Key Concept: Networks and Flows
Networks are maps or illustrations that show places as being interconnected or linked together. Extremely well-connected places are called hubs, while minor places remain mere nodes. Network maps, like the London Underground, do not give accurate details of real-word distances or travel times. Instead, they provide a representation of the world that shows where important and influential switched-on places are located.
Flows are the movements or processes that connect places within networks. As well as trade movements (such as containerised shipping), other global flows include:
the movement of people (international elites moving for work, or tourist flows)
the transfer of money and capital (through markets and stock exchanges – and the cause of the 2008 ‘global credit crunch’)
the movement of information (via different media, telephone and most recently the internet)
FDI (Foreign Direct Investment = money that TNCs invest in overseas economies by setting up operations there)
international aid (money gifts from one country to others)
The first journey made by The Box actually challenged a stereotype of world trade – namely that manufactured goods are now nearly always made in China before being shipped to the UK.
In fact, some of the UK’s manufacturing and food processing firms remain in robust health and are successfully exporting their goods overseas – including to China!
Scotch Whisky (whisky made in Scotland) is a global success story. Like Champagne and wine, Scotch whisky is protected by international laws regulating food and drink (see our article the Great Global Grape Migration). As a result, it can only be produced in Scotland. Scottish whisky distillery owners have successfully claimed “protected geographical status.”
Whisky is a popular drink amongst older people and heavily-populated Asian nations are becoming major consumers of Scotch whisky (as wealth grows in Newly Industrialised Countries, more people living in these places can afford to buy luxury goods).
Record volumes of over one billion bottles were shipped from Scotland in 2006, with 90% destined for overseas markets. Tariff barriers on whisky imports have recently been relaxed in India, reflecting the drink’s rising popularity amongst Indian middle-classes. (See also our previous article on India which discusses the growth in numbers of affluent consumers there).
China now has 30 million affluent consumers, many of whom have developed a particular fondness for Scotch whisky.

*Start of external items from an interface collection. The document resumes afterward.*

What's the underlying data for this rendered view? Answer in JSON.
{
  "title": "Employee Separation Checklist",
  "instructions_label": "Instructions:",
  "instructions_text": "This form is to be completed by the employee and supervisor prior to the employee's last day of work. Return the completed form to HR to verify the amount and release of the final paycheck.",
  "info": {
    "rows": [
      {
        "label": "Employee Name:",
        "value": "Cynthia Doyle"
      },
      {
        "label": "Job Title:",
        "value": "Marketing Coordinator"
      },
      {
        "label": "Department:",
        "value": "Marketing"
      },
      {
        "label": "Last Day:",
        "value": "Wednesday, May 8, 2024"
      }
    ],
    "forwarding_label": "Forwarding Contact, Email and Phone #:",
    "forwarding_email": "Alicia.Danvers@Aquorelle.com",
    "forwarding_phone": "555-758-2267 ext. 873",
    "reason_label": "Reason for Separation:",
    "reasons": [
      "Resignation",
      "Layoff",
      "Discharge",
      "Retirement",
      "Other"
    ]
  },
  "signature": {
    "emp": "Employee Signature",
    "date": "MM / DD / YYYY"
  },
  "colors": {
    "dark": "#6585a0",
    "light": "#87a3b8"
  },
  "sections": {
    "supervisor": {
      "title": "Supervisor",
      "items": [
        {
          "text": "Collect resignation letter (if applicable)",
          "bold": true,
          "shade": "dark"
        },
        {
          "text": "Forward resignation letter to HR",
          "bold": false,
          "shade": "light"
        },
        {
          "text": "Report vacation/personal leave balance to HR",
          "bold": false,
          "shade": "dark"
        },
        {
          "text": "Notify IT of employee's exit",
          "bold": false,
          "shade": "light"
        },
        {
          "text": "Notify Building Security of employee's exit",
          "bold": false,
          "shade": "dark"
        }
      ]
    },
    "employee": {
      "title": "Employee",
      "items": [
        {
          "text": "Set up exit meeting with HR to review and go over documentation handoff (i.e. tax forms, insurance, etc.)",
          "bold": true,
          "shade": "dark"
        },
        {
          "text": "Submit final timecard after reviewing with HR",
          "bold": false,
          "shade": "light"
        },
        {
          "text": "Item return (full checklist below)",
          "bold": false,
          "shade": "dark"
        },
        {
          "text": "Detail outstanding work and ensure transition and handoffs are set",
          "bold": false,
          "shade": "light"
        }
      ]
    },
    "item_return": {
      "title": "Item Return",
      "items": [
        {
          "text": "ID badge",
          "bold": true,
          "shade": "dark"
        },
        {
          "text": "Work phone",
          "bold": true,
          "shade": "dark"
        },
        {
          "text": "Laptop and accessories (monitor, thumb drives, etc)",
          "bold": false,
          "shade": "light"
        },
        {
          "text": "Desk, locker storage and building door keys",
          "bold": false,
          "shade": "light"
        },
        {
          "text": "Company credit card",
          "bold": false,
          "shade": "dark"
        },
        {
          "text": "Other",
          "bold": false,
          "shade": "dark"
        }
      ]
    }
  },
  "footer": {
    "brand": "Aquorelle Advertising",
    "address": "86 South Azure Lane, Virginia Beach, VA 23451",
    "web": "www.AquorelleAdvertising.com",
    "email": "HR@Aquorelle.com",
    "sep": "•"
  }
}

Total Scotch sales in China have risen dramatically, from just £1m in 2000 to £40m last year. “The Box” was filled 15,120 bottles of 12-year-old Chivas Scotch on its maiden voyage headed east towards China, where Chivas is especially popular in the bars of metropolitan Shanghai and Beijing.
By placing a booking, you are permitting us to store and use your (and any other attendees) details in order to fulfil the booking.
We will not use your details for marketing purposes without your explicit consent.
You must be a member holding a valid Society membership to view the content you are trying to access. Please login to continue.
Join us today, Society membership is open to anyone with a passion for geography
Cookies on the RGS website